If you want to use off-camera flash, the Orlit RoveLight RT 610 HSS TTL with a trigger for $399 is the perfect way to start.

Using off-camera flash is the easiest way to make your images stand out from the crowd. It’s honestly not as hard as you may think to learn the techniques needed to take your photos to the next level. Some may think it’s expensive to get a quality rechargeable monolight to take with you on location. That notion couldn’t be further from the truth, though. For a limited time, you can pick up the excellent, rechargeable ORLIT RoveLight RT 610 monolight that features both HSS and TTL, and it comes with a remote trigger for just $399! Join us after the break for more details about this monolight and the deal. Continue reading…

8 Lights Perfect for Off-Camera Flash Use by Beginners and Pros

Whether you’re new to lighting and off-camera flash, or you’re an old hat looking for new gear, this roundup is for you.

If you’re ready to take the next steps in your photography journey by adding off-camera flash to your workflow, congratulations! We applaud you for wanting to take this on. A lot of people think mastering flash is hard, but we’re here to tell you that’s a bunch of hogwash. Off-camera flash is an easy way to add drama and extra dimension to your images. The best part is you don’t have to spend a fortune to get started with it. We have rounded up some of our favorite lights that we have reviewed over the years and have put them in one place for you.

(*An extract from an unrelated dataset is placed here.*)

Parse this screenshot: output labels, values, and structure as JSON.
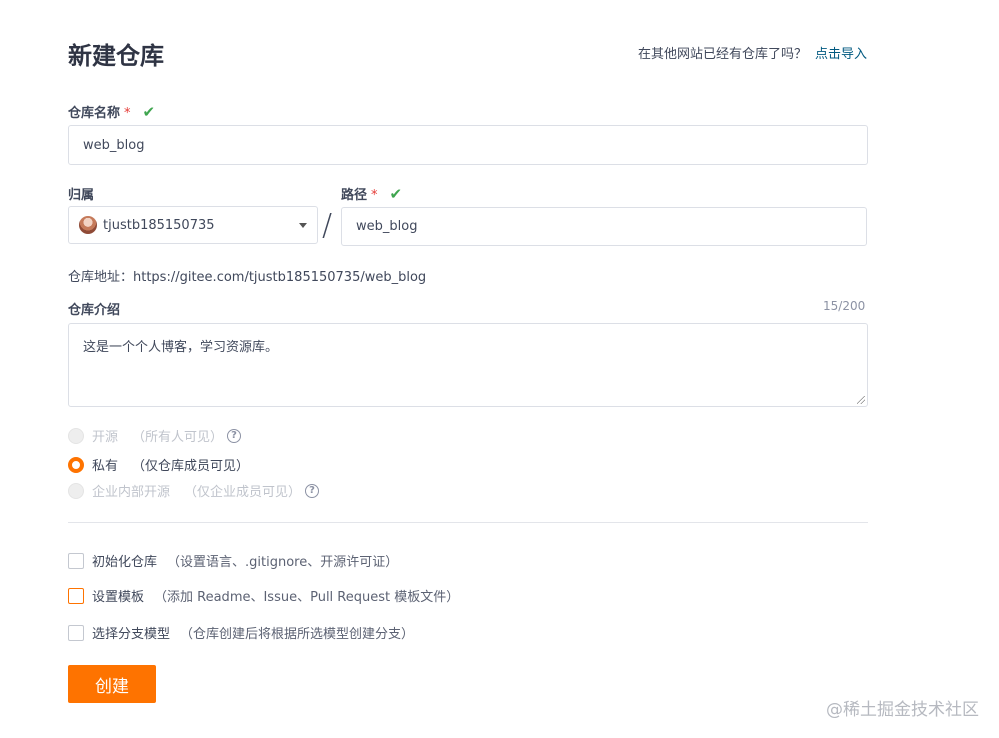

These lights are great for beginners and even for pros looking for some new gear. Continue reading…